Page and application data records
------------------------------

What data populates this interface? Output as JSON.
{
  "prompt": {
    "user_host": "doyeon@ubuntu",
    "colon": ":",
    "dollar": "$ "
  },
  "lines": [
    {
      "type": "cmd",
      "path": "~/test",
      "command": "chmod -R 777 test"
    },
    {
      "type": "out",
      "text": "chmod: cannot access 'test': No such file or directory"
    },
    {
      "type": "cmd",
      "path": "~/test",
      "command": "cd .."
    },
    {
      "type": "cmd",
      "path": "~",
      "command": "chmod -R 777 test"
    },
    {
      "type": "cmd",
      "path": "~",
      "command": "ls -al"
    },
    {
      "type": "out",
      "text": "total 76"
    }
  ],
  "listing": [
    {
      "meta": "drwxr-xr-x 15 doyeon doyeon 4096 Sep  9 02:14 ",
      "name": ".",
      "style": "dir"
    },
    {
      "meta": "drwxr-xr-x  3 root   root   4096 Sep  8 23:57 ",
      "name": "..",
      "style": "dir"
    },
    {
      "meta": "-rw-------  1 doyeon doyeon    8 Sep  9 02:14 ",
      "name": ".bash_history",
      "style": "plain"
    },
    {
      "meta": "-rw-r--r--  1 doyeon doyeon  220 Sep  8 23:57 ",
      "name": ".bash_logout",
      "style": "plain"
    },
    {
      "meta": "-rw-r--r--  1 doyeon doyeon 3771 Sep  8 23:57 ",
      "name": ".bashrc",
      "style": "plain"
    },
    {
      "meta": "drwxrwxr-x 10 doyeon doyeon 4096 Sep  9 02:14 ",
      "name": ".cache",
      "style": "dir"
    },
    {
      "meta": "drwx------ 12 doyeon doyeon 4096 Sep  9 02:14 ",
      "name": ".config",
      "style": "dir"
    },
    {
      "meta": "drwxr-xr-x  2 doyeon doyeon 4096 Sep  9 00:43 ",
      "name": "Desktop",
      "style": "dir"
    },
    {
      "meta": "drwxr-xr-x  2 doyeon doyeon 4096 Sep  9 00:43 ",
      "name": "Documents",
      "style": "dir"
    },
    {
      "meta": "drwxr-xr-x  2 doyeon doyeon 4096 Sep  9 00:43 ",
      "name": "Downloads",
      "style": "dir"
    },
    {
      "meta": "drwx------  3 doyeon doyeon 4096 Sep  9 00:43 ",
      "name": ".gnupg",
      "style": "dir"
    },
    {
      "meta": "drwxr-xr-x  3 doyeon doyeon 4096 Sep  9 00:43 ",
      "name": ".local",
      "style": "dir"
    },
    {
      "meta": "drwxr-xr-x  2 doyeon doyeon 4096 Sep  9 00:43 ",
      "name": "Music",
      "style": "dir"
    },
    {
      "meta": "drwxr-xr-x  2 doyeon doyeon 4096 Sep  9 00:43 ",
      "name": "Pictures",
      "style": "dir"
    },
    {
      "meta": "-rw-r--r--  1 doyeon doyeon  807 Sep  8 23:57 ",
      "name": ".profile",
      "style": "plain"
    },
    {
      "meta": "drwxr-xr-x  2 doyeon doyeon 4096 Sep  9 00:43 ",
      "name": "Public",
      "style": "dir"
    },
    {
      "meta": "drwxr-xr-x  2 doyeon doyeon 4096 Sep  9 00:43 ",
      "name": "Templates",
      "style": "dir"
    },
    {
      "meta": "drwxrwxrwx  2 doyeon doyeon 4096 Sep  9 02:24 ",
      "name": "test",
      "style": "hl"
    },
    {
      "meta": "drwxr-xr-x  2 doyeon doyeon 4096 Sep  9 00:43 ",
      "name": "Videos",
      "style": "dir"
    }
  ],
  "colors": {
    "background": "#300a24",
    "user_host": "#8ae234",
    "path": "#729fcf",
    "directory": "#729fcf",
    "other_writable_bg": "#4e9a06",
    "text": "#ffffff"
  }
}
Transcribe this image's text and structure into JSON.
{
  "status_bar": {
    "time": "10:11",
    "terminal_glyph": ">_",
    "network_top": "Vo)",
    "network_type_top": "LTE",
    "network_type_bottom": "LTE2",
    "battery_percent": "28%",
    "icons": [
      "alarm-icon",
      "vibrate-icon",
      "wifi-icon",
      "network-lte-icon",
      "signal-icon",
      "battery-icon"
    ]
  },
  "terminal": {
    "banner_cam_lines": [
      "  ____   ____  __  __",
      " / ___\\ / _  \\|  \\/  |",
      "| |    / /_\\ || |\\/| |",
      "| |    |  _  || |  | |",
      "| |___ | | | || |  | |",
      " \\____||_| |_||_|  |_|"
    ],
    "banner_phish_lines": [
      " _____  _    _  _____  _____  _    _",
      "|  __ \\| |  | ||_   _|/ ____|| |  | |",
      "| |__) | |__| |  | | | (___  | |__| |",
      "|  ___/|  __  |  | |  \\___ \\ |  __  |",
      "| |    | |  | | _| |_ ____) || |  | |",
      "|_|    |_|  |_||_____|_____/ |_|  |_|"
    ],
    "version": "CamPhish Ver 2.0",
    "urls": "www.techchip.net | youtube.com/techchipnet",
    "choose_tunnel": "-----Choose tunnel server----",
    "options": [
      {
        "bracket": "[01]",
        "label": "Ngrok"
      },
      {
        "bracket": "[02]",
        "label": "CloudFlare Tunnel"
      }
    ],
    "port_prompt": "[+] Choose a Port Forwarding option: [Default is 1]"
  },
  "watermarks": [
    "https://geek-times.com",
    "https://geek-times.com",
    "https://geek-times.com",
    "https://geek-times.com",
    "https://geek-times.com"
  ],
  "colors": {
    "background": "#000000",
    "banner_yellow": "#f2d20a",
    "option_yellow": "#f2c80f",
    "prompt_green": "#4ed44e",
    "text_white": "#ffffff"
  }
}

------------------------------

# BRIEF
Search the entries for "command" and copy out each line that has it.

# COMPLETED EXERCISE
      "command": "chmod -R 777 test"
      "command": "cd .."
      "command": "chmod -R 777 test"
      "command": "ls -al"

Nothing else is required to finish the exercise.